Data can help answer questions such as – Are team members getting enough time to connect with each other? Are they able to spend time collaborating across functions? Is there enough connectedness between remote and on-site members?
Given the steady rise of an always-on culture that demands tedious context switching, managers can also use data about collaboration metrics to understand whether their processes for asynchronous work are facilitating the adoption of focus time and deep work amongst their team members.
Understanding these scenarios can help managers provide guidance to direct reports during 1:1s and help them navigate remote work communication, async working models, structuring productive focus work time, and effective remote work collaboration.
What processes lead to success? Which tools are aiding work and which ones are deterring workflows? How do teams spend their collaboration time to solve bottlenecks? Do your satellite dev teams have to wait too long to get code reviews? Or is the workload distribution unbalanced? In hybrid workplaces, the answers to such signals of productivity come from analyzing the data from the workplace tools. Correlating usage metadata with outcomes can help managers gain a factual viewpoint into the efforts that lead to productivity. This can help conversations around how the manager can support team members at their tasks, or what training or coaching can augment teams’ performances, or how processes can be remodeled to lead to successful outcomes.

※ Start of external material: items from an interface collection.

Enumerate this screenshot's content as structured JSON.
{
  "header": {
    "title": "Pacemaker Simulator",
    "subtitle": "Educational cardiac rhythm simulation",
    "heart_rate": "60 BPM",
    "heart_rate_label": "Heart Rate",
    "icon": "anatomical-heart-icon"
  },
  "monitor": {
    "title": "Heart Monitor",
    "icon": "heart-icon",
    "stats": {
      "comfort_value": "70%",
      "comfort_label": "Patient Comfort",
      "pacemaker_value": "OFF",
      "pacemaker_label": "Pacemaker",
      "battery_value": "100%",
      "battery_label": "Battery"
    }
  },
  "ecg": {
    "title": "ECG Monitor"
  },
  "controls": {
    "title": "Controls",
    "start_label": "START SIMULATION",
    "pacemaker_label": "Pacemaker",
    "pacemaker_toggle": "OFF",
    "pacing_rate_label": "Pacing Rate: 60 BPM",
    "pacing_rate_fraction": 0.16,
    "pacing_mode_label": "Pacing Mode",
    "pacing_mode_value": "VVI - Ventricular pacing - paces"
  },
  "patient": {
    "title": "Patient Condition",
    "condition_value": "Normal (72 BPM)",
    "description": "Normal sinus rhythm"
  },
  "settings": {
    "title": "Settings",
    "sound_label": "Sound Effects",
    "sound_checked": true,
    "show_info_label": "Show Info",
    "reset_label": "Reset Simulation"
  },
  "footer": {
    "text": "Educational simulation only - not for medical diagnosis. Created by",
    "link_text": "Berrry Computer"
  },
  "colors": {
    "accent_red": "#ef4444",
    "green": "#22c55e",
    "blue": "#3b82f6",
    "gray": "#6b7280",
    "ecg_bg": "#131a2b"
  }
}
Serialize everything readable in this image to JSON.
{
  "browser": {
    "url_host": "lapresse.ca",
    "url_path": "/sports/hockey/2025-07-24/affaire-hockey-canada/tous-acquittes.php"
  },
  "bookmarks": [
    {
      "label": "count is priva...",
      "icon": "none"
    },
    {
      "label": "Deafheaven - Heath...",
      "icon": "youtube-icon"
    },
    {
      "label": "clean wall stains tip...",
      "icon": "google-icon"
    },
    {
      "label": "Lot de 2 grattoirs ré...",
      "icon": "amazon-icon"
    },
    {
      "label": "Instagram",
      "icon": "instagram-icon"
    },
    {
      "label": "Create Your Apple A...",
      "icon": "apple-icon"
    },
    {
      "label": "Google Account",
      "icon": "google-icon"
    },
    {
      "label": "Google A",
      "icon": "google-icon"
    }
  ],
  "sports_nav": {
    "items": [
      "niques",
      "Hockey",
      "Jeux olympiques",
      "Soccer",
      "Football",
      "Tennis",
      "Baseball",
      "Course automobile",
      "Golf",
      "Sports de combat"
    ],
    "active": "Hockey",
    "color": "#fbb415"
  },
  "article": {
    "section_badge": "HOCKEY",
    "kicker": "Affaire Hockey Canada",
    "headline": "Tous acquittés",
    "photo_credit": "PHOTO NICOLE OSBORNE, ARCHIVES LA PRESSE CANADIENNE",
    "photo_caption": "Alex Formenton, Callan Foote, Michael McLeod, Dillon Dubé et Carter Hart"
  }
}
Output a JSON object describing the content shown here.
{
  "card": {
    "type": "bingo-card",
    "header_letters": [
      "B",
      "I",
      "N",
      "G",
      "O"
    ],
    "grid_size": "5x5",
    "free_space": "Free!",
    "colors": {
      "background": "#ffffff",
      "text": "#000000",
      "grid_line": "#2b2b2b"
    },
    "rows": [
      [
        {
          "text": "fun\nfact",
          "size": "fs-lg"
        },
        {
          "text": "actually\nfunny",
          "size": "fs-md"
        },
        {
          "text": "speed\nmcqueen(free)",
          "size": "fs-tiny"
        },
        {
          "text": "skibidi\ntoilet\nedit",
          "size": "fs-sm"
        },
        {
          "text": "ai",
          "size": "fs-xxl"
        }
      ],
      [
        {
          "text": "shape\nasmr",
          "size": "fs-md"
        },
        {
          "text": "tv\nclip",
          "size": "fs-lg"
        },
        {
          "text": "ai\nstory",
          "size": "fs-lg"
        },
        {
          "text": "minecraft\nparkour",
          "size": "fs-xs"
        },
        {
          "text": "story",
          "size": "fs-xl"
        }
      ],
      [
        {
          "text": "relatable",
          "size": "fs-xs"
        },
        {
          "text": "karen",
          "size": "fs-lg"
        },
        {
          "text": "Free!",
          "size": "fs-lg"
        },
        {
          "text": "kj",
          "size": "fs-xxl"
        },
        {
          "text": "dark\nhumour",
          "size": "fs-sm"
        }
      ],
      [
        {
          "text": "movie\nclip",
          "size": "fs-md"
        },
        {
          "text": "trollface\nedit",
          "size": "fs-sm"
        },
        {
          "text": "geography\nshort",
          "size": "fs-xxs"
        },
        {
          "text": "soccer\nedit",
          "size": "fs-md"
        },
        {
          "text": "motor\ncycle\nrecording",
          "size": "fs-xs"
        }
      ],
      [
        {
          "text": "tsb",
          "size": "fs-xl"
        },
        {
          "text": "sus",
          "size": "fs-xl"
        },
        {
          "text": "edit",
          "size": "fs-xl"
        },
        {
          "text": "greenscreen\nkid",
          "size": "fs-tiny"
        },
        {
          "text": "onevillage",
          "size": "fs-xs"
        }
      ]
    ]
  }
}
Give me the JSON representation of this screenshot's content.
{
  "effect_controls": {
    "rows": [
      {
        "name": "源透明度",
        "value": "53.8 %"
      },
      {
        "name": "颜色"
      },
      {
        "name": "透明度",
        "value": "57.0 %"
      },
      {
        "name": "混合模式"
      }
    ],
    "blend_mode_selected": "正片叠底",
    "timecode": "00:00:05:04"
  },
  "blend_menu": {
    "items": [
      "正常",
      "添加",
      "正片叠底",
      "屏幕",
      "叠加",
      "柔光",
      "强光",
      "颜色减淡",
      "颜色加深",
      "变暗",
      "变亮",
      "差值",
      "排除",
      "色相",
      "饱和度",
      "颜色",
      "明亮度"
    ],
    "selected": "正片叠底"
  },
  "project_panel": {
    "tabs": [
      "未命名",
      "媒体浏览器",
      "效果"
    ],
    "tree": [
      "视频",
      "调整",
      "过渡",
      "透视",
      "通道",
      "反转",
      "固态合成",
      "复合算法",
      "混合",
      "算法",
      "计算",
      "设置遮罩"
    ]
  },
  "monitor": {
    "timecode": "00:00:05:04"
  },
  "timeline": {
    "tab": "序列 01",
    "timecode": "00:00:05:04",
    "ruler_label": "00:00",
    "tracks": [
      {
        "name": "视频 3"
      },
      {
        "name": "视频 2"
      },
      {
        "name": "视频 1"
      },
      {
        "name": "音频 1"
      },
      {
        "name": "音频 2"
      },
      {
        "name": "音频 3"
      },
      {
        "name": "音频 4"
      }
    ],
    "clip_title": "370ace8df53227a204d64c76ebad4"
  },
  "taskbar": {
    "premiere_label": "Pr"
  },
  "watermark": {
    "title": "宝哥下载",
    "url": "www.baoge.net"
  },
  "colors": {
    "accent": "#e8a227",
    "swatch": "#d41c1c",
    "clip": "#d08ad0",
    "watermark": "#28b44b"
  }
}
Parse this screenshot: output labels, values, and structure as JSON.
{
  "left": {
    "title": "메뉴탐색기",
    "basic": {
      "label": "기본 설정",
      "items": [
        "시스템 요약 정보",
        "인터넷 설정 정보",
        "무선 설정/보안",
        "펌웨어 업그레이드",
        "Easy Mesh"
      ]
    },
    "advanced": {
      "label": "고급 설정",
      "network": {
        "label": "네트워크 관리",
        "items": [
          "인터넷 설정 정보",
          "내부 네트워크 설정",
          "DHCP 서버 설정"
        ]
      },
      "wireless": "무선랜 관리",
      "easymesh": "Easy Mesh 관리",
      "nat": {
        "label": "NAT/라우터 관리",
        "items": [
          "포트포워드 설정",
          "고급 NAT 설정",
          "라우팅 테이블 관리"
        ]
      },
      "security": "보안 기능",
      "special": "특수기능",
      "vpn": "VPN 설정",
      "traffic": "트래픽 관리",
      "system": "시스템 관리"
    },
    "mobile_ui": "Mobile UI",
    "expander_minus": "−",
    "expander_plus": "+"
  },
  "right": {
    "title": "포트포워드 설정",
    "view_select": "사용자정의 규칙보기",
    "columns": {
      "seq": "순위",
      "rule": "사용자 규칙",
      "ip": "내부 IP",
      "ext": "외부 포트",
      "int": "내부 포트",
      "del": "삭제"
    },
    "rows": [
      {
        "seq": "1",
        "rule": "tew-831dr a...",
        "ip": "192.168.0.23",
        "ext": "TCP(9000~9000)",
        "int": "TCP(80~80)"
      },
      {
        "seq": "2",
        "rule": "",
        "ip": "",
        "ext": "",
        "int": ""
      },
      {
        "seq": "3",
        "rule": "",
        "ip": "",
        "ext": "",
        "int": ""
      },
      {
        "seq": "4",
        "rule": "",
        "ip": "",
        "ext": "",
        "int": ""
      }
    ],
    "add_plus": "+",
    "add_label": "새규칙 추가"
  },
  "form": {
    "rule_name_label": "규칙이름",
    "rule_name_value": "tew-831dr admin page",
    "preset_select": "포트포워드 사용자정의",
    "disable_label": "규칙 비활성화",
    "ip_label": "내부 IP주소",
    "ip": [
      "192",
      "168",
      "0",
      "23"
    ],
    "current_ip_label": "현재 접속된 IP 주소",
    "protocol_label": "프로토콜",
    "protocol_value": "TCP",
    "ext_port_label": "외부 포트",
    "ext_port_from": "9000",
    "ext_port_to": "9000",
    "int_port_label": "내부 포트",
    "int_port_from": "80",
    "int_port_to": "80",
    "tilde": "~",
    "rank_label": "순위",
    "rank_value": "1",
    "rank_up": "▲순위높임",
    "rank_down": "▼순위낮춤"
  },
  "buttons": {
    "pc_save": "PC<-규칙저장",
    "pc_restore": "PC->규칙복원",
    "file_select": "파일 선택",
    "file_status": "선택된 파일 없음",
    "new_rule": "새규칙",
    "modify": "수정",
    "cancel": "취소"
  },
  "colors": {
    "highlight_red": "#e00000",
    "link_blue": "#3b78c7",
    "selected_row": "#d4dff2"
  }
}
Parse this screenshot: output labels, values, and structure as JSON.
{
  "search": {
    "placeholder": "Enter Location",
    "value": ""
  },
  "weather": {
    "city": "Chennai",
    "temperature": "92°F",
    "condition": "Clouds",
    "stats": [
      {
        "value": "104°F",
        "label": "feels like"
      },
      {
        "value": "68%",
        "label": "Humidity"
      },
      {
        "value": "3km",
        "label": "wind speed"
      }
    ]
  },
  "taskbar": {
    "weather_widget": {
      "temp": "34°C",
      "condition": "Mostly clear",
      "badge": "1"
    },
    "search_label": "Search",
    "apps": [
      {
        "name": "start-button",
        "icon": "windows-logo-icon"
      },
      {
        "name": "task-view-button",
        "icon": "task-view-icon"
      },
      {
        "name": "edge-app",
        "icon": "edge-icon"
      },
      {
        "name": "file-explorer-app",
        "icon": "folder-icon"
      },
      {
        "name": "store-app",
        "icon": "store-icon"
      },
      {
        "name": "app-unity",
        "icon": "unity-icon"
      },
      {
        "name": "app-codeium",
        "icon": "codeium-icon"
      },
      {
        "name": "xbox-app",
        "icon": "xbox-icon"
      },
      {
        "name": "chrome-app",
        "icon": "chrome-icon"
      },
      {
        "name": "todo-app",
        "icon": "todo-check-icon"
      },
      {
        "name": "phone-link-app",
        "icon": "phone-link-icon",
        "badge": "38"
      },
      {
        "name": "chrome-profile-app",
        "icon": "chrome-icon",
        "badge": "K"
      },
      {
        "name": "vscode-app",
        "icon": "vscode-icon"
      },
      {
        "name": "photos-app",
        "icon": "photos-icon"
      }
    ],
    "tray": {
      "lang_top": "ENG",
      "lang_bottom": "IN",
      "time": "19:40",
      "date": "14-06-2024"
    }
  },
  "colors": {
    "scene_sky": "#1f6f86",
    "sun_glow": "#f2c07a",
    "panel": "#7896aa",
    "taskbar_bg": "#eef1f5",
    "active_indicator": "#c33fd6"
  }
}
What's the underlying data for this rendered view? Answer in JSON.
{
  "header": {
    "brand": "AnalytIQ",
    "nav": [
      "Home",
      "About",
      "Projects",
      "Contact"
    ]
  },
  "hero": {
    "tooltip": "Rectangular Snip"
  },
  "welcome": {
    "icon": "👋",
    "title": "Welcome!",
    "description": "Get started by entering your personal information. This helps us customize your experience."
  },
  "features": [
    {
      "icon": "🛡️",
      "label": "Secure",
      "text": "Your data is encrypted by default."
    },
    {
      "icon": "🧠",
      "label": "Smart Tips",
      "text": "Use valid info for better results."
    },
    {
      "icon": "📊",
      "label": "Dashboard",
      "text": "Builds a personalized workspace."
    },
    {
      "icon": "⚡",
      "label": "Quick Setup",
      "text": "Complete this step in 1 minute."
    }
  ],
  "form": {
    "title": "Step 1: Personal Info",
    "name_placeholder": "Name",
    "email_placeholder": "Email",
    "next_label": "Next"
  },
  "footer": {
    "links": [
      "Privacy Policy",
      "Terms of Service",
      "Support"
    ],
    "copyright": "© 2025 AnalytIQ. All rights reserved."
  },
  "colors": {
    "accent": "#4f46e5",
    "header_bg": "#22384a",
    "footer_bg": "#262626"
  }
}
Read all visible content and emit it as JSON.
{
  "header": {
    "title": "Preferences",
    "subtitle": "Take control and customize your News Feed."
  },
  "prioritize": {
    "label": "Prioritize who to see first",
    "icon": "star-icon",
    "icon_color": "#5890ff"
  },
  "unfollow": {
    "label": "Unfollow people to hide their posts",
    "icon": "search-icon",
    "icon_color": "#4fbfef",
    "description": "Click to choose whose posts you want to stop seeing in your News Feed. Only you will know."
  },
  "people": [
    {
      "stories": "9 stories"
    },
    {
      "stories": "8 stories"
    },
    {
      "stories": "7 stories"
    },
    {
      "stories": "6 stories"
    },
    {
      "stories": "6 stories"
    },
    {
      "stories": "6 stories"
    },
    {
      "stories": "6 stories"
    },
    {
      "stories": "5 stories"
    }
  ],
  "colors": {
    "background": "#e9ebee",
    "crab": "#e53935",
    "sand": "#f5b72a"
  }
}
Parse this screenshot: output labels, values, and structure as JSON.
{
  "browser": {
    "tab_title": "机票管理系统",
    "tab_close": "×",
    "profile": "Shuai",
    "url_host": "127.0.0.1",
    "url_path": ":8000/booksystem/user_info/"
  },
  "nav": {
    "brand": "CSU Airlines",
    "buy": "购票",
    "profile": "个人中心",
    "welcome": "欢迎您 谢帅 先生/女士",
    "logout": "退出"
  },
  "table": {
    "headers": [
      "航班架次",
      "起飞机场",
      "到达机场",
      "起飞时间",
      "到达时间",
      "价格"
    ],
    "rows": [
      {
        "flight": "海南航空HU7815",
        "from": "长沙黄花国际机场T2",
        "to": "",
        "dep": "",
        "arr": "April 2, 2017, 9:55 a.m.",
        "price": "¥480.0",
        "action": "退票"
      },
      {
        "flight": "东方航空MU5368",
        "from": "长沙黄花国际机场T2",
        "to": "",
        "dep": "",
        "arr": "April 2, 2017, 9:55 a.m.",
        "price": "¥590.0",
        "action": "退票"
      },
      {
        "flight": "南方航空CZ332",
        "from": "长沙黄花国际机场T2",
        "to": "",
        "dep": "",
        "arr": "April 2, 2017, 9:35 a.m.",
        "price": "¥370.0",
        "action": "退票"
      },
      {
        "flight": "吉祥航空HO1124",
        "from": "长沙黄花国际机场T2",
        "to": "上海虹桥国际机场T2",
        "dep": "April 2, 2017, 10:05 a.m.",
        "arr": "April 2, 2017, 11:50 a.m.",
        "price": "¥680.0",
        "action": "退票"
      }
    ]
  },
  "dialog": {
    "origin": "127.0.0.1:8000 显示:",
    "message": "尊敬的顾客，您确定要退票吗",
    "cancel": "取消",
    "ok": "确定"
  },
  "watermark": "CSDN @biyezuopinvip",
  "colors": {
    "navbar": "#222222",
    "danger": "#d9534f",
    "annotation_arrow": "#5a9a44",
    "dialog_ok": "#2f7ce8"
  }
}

Employee experience & burnout signals
For managers, an important element of 1:1 meetings is the opportunity to identify avenues to help employees cope with symptoms of overwork, burnout, stress, etc. In traditional 1:1s, this is initiated by the employee, where they report any triggers, challenges, or concerns. Unfortunately, due to various reasons, employees do not report such concerns until the problem has grown significantly.
In a data-driven approach, however, managers can be equipped to pre-empt such concerns. For example, in software development and support teams, it is critical for managers to stay aware of which team members are getting inundated with alerts and incidents on Pagerduty daily. Or, to be cognizant of whether a handful of senior developers are getting too many code review requests. A data report on signals of overwork or processes that lead to burnout can raise an alarm for managers who can intervene much sooner with measures such as workload management, work-life balancing measures, or open conversations regarding stressors. In the safe space of 1:1 meetings, managers can discuss employee well-being and everyday work experience when they are equipped with early and real-time data signals.
In the remote workplace, where coaching, mentoring or supporting remote team members is presenting as a new challenge that managers encounter, data can equip managers to provide action-oriented and early intervention to their teams and help teammates navigate and succeed amidst rapidly changing work environments.
As the world prepares to step into the future of work that is defined by the global, distributed, and flexible nature of hybrid workplaces, the constant innovation in virtual meetings offers an exciting opportunity to build human and social connectedness in a digitized world. To do this right, we will have to depend on data to be our guide.
Work Analytics for better 1:1s
The future of work is hybrid and companies that succeed in this new normal are ones that have embraced the use of data to inform their business decision-making. Hatica’s work analytics platform helps engineering teams adopt data-driven and factual approaches to the many aspects of managing hybrid and remote teams, including 1:1 meetings.
💡 Engineering managers use Hatica to track their teams’ workload allocation, burnout signals, productivity and collaboration insights, and personal and team goals to drive effective 1:1s that build performant engineering teams. Learn how we can help you build a data-driven meeting culture for your teams.